- If you have arthritis, you might consider storing your medications in an easy-to-open push button pill organizer for easy, pain-free access.
- For aches and pains associated with sports injuries, limb injuries or overuse, or plantar fasciitis, compression wraps and support straps can stabilize and soothe for better mobility and overall comfort.
- Do you regularly battle tension headaches? Applying hot or cold therapy through an eye mask can offer relief.
- A pair of tweezers can come in handy for splinters. Be sure to clean them between uses!
- Keeping pain medication handy can help ease symptoms while you’re out and about. Consider a locking pill container or one you can keep on your keys to avoid allowing children access or losing them.
- Ice is regularly used for injuries and general aches, but a solid or sticky ice pack can be inconvenient. A cloth ice bag protects your skin and allows more flexibility than many ice options available.
- When ice doesn’t help, sometimes heat can. Keep a hot water bottle on hand for cramps and muscle aches. Note that some water bottles (like this one from Flents) can be used to apply both heat and cold.
- Plantar fasciitis cramping your style? A night splint to help stretch when you’re resting and arch brace to offer comfort and support while standing and walking can make a world of difference.
- If you’re prone to finger injuries, the Acu-Life finger injury system can help you treat, protect, and support your digits.
- A thermometer is a good idea to keep in your first aid kit, even if it’s typically used more often in cases of illness than with injuries. Keeping track of your temperature can help alert you to any changes that could indicate an infection or other underlying issue.
Pain is inevitable, but there are steps you can take to ease your discomfort. Whether you’re tending to a scrape on your knee or managing a daily ache in your back, Flents is here to offer relief so you can get back to the more important things in life.
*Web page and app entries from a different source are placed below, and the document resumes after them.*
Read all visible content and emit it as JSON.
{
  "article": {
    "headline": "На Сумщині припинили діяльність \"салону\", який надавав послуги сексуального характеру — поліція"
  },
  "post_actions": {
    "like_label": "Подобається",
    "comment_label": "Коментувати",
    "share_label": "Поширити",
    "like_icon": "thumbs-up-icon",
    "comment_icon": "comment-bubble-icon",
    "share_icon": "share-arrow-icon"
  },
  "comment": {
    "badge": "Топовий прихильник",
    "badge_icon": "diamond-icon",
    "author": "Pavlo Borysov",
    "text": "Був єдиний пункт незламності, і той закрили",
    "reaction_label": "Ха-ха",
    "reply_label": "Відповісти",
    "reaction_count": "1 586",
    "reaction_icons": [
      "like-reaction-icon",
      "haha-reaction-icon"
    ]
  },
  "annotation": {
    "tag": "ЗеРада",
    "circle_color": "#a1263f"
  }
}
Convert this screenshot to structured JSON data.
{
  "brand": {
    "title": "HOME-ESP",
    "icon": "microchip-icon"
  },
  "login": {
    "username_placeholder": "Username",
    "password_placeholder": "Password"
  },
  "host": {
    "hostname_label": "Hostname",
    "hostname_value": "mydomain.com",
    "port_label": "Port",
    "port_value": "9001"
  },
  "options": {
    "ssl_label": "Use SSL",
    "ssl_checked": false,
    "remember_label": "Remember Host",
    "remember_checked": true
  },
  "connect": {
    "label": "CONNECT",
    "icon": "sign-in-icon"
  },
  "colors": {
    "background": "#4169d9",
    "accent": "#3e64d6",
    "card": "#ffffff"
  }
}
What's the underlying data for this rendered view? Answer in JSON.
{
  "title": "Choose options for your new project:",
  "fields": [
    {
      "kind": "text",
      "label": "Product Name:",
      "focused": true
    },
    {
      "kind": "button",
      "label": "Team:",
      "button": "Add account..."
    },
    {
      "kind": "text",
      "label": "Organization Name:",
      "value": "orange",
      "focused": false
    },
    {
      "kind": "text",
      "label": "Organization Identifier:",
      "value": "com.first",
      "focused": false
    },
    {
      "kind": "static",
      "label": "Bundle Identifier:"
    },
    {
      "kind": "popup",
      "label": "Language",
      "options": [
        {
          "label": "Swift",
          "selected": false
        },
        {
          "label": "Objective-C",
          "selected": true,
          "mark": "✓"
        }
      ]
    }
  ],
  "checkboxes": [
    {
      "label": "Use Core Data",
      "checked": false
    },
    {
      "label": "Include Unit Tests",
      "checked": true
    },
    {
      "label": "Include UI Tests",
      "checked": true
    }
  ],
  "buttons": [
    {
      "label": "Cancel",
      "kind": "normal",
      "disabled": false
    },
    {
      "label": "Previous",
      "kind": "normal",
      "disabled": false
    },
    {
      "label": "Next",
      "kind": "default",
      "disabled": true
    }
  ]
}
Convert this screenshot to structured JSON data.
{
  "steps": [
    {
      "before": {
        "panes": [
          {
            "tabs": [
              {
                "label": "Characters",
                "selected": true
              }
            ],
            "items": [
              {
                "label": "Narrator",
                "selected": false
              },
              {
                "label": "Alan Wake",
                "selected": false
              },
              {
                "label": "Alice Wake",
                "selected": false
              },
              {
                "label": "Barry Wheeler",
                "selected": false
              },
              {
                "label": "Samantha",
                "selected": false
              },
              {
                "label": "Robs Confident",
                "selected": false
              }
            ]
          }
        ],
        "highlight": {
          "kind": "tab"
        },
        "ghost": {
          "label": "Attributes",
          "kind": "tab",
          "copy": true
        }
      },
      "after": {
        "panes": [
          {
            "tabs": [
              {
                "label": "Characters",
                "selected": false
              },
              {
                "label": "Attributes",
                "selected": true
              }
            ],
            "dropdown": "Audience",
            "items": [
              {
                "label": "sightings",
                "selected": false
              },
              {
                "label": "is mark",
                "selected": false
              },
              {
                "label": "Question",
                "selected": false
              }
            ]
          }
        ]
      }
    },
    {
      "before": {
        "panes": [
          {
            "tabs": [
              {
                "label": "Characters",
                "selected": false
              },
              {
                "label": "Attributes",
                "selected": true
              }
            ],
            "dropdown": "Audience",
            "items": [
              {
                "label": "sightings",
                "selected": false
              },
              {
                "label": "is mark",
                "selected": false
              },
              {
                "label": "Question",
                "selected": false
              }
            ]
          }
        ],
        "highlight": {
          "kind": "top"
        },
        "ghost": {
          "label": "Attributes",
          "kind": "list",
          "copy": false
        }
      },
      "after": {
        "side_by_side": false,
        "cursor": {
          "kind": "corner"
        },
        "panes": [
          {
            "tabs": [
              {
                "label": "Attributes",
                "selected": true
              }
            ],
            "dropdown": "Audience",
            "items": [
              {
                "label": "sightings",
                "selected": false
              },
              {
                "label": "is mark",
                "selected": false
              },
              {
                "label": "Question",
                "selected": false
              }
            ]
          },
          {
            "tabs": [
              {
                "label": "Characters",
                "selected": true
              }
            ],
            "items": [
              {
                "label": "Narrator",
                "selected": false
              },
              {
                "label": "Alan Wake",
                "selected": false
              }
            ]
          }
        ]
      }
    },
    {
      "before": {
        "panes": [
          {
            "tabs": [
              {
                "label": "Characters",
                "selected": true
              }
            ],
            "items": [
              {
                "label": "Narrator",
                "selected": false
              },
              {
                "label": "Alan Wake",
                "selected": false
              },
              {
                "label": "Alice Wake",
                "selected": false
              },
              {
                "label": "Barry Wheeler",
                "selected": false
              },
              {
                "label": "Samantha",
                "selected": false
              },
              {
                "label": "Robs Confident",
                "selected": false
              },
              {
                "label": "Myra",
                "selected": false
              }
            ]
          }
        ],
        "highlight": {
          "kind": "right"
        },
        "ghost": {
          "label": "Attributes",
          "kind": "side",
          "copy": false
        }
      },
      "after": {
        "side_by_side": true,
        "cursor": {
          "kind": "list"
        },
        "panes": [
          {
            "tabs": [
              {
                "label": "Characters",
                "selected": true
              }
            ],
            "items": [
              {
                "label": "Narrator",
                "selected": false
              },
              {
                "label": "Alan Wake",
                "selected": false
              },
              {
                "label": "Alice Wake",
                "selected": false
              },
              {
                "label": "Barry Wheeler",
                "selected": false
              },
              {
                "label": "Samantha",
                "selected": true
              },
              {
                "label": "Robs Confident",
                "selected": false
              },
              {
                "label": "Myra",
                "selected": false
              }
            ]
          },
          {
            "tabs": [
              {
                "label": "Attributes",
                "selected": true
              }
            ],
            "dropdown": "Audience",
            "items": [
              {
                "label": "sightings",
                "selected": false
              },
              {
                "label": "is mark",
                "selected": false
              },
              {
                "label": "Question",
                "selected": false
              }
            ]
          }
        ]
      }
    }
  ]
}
International Association for the Study of Pain: Pain Awareness Month
Science Daily: One in five American adults experience chronic pain
The Washington Post: The Big Number: 50.2 million people live with chronic pain in the U.S.
Cleveland Clinic: Chronic Pain
Healthline: Chronic Pain: The Impact on the 50 Million Americans Who Have It